It is rather odd to celebrate two holidays with different backgrounds coniciding on the same day, but such was the case on June 19 - Father's Day and Juneteenth. 

Of the two, Father's Day is more well known having been celebrated in the US since around 1910 and first celebrated in Spokane, WA.  It is observed in over 100 countries and is a recognized holiday in a few countries.  The date normally is set for the third weekend in June.  It is meant to honor fatherhood and a compliment to Mother's Day. 

Juneteenth's beginnings reach back to 1865 not long after the end of the Civil War.  It comemorates the date of June 19th, 1865 when Union general Gordon Granger read a proclamation to the enslaved peoples in Galveston that they were now free.  Celebrations began the next year in 1866 and slowly spread to other states primarily in the South.  Beginning in the 1960's, Juneteenth began to be celebrated in several location outside of Texas and became an official state holiday in Texas in 1980.  In 2021, Juneteenth became a recognized federal holiday.

To be honest, I was not aware of Juneteenth until I began teaching back in 2008.  As a student of history, I became more and more interested in the history and development of Juneteenth. But once I moved to Brady, where it was actually commemorated, I became a supporter of celebrating the event along with gaining a better understanding of it's importance to the local African American community. 

Bringing this to the present, Brady celebrated both occasions - one at Richards Park (Smoke on the Hill) and the other at Willie Washington Park this past weekend.  Yes, I am also well aware of the significance each park played in Brady's past but I would certainly hope our community has moved forward since those times.

With all that is going on in our world these days, I feel it is very important to celebrate all fathers and grandfathers who have worked hard to provide for their families.  Just as important is truly understanding the concept of freedom. 

Historically, not all in our society have had real freedom until the last 60-70 years.  This is one aspect of our human condition that is hard for me to grasp where different peoples were treated differently mainly due to race or skin color.  Can we not be "the better angels of our nature?" (Quote made once by then President Abraham Lincoln)

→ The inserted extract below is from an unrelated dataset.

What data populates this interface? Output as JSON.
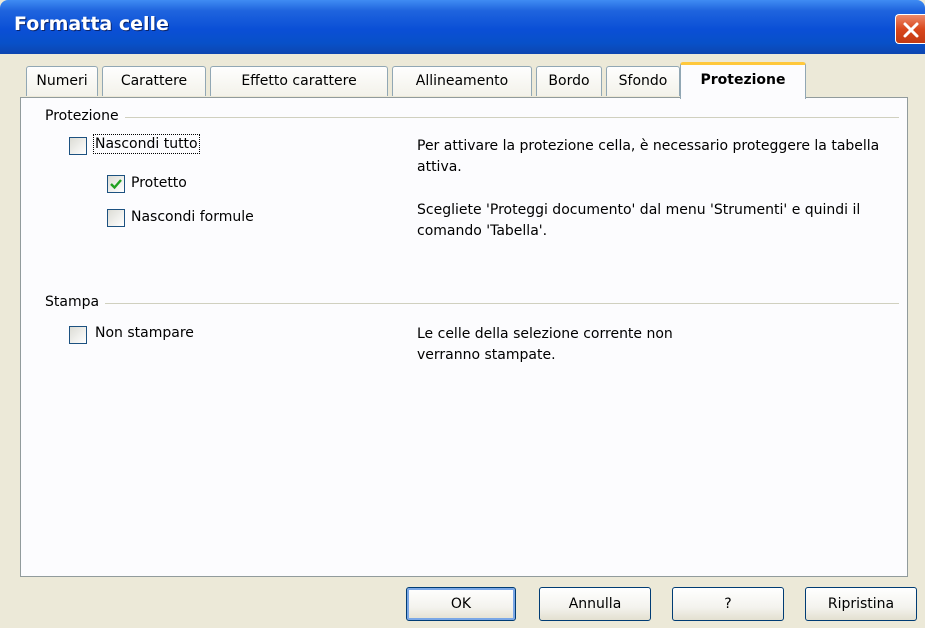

I certainly enjoyed attending the events right here in good ol' Brady, USA!  This community still amazes me and I feel blessed to be here.  It is my hope that everyone in Brady had a great weekend. 

Just remember, without strong fathers, we cannot have true freedom!

Ed. Note - The views expressed here are those of James Griffin who is solely responsible for the content presented.